Farmer-led investments are uncovering opportunities for farmers to minimize nutrient loss while maximizing yield and minimizing economic risk.
Since 2013, Illinois farmers and agricultural retailers have invested over $30 million dollars into nutrient efficiency research through the Illinois Nutrient Research & Education Council (NREC). Additionally, Illinois corn and soybean checkoffs have invested farmer dollars into programs like Precision Conservation Management, which works to uncover the variety of solutions that might work to address the problem.
Just this week, the Illinois Farm Bureau (IFB) announced its seventh consecutive year of Nutrient Stewardship Grants. The grant program is a multi-year effort that has supported 120 projects in over 70 counties to help promote local nutrient stewardship, soil health and water quality projects.
The goal is that farmers can draw from these different sources of research and voluntarily take the next step in adopting the practices that best fit their farms.
Yet, while the ag community can see progress, family farmers are still working towards the 2025 goals while they mitigate ongoing challenges.
Despite the hurdles, strong strides are being made. Illinois NREC research is helping farmers understand how nutrient application and timing can impact nutrient loss and crop growth. One study shows that the most important element for increasing yield potential and nutrient use is assuring adequate nitrogen availability at the start of the growing season.
Other studies show that tile nutrient loss is not simply a matter of over-fertilization. This means farmers must do more than simply apply less fertilizers. They must determine what additional practices will work to keep the nutrients in place for their crop.

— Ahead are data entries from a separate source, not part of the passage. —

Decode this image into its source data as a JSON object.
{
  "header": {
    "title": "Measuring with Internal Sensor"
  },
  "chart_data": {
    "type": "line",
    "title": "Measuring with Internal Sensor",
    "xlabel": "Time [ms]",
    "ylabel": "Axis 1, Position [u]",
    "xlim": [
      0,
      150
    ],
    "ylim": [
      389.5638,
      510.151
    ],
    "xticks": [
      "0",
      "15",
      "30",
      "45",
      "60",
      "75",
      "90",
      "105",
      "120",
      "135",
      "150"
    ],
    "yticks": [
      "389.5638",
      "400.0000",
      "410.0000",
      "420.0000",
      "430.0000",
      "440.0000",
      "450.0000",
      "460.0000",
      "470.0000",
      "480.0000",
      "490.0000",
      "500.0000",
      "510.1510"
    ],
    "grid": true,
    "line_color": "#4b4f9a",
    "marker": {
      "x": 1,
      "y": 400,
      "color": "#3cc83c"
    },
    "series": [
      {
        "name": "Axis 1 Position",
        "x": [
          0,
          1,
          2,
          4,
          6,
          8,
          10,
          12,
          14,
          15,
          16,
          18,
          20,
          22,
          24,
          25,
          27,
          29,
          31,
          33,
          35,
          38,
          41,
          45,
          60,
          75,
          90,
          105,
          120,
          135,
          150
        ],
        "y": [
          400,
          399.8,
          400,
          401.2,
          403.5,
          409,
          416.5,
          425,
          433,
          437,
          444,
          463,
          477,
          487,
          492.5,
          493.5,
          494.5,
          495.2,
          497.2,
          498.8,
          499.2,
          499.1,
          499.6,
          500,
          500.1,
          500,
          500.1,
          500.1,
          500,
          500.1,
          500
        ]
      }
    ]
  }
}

A recent report by the Agricultural Nutrient Policy Council (ANPC) released December 9 highlights many of the efforts in Illinois and in 15 other states, all an explosion of positive and constructive activity to make progress.